-- What to do --
Every record below is to be restated word for word, and no picture is to be copied.

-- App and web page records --
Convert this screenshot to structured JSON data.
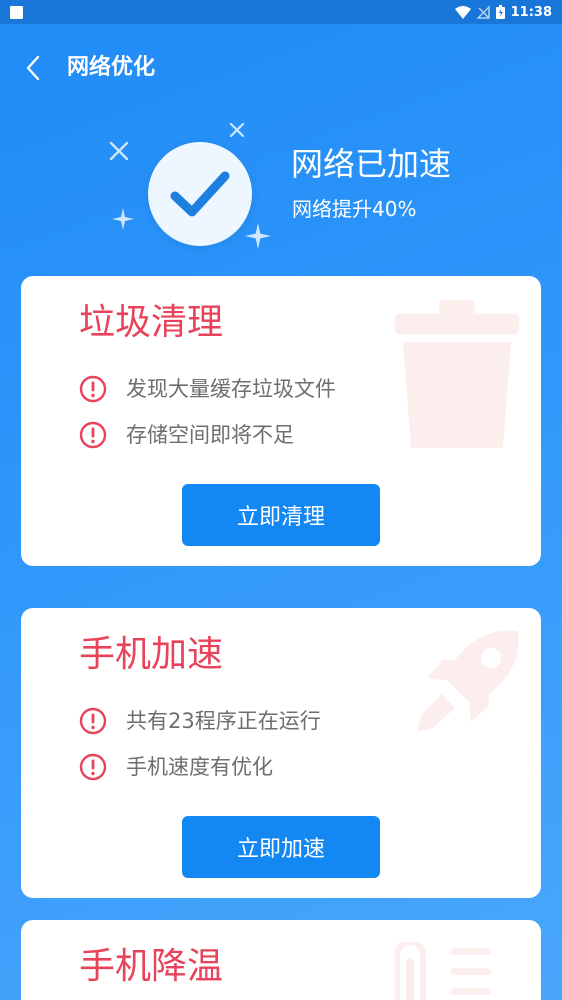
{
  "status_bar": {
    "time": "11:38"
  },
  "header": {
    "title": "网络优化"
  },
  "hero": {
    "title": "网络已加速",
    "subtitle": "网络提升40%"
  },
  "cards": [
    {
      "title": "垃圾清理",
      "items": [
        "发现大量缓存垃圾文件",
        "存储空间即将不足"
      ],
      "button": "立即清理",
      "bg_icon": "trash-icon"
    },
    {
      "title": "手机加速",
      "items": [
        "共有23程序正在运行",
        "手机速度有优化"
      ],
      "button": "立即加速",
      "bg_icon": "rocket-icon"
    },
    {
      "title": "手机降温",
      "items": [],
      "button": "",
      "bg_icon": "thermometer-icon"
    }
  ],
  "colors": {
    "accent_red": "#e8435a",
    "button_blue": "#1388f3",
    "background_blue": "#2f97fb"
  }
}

-- Task solution --
Convert this screenshot to structured JSON data.
{
  "status_bar": {
    "time": "11:38"
  },
  "header": {
    "title": "网络优化"
  },
  "hero": {
    "title": "网络已加速",
    "subtitle": "网络提升40%"
  },
  "cards": [
    {
      "title": "垃圾清理",
      "items": [
        "发现大量缓存垃圾文件",
        "存储空间即将不足"
      ],
      "button": "立即清理",
      "bg_icon": "trash-icon"
    },
    {
      "title": "手机加速",
      "items": [
        "共有23程序正在运行",
        "手机速度有优化"
      ],
      "button": "立即加速",
      "bg_icon": "rocket-icon"
    },
    {
      "title": "手机降温",
      "items": [],
      "button": "",
      "bg_icon": "thermometer-icon"
    }
  ],
  "colors": {
    "accent_red": "#e8435a",
    "button_blue": "#1388f3",
    "background_blue": "#2f97fb"
  }
}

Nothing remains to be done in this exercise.